How does cluster analysis help in developing market segments?

 

Marketing is becoming more data-driven

A key starting point in the development of any marketing strategy is the identification and selection of target markets. As a profession, marketing is becoming far more data driven and the reliance upon supporting statistics is increasing.

In the past, it was probably acceptable to generally define the firm’s target market. However, in today’s data world, expectations are that target markets and market segments have been statistically determined based on available information.That is where cluster analysis comes into play, as it is able to assist in transforming large amounts of data into organized and grouped information that form the basis of market segments.

How cluster analysis helps in the market segmentation process

Cluster analysis is an aid to the market segmentation process because of the following reasons:

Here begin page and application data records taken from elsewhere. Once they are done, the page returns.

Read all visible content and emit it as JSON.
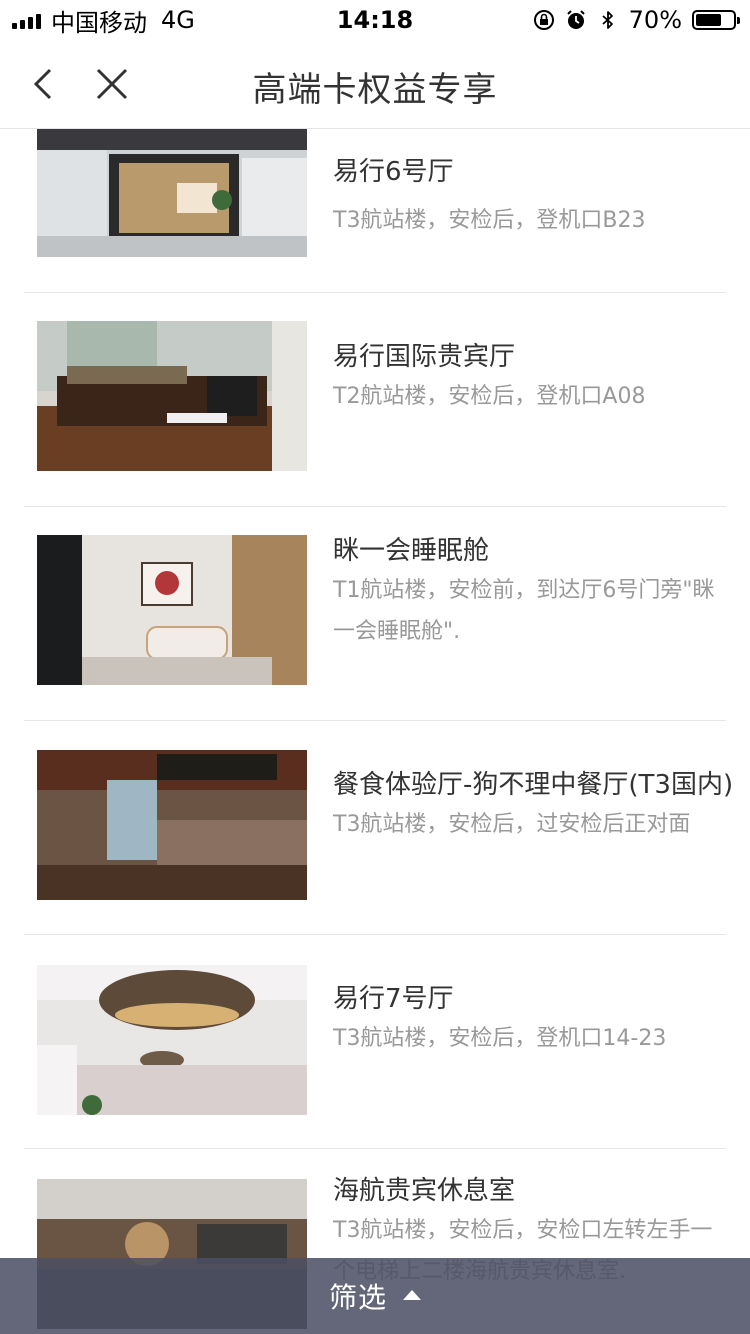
{
  "status_bar": {
    "carrier": "中国移动",
    "network": "4G",
    "time": "14:18",
    "battery_percent": "70%",
    "battery_level": 0.7,
    "icons": [
      "orientation-lock-icon",
      "alarm-icon",
      "bluetooth-icon"
    ]
  },
  "nav": {
    "title": "高端卡权益专享",
    "back_icon": "chevron-left-icon",
    "close_icon": "close-icon"
  },
  "lounges": [
    {
      "title": "易行6号厅",
      "desc": "T3航站楼，安检后，登机口B23"
    },
    {
      "title": "易行国际贵宾厅",
      "desc": "T2航站楼，安检后，登机口A08"
    },
    {
      "title": "眯一会睡眠舱",
      "desc": "T1航站楼，安检前，到达厅6号门旁\"眯一会睡眠舱\"."
    },
    {
      "title": "餐食体验厅-狗不理中餐厅(T3国内)",
      "desc": "T3航站楼，安检后，过安检后正对面"
    },
    {
      "title": "易行7号厅",
      "desc": "T3航站楼，安检后，登机口14-23"
    },
    {
      "title": "海航贵宾休息室",
      "desc": "T3航站楼，安检后，安检口左转左手一个电梯上二楼海航贵宾休息室."
    }
  ],
  "filter": {
    "label": "筛选",
    "icon": "triangle-up-icon"
  },
  "colors": {
    "filter_bar": "#4a4e63",
    "title_text": "#333333",
    "desc_text": "#999999",
    "divider": "#e6e6e6"
  }
}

  • It provides a valid statistical basis to group consumers on key marketing variables,
  • It enables a marketing analyst to consider many alternative ways of segmenting the market, by using/considering different marketing variables and consumer descriptors,
  • It provides a measurement of the size of each segment, relative to the total market,
  • It provides measures to the degree of similarity of consumers within each segment,
  • It will classify each consumer into a particular segment/group – and once classified, other related information and data can be organized to construct a segment profile description that can be used to assist in developing  an effective marketing strategy.

Main weaknesses of cluster analysis

While cluster analysis can be quite beneficial in the market segmentation process, it should be used with care. This is because cluster analysis just is a statistical process without any logical understanding of the data – it just groups the data that it is given.

Therefore, a key part of the successful outcome of cluster analysis relies upon the marketing analyst determining the suitable marketing variables to include in the analysis. The marketing analyst will also need an understanding of what makes a viable and effective market segment.

Without these particular skills and consideration, it is possible that groups may be formed from a data perspective only – and the resultant “market segments” may not be very usable for the firm’s marketing strategy.

Further reading

Limitations of cluster analysis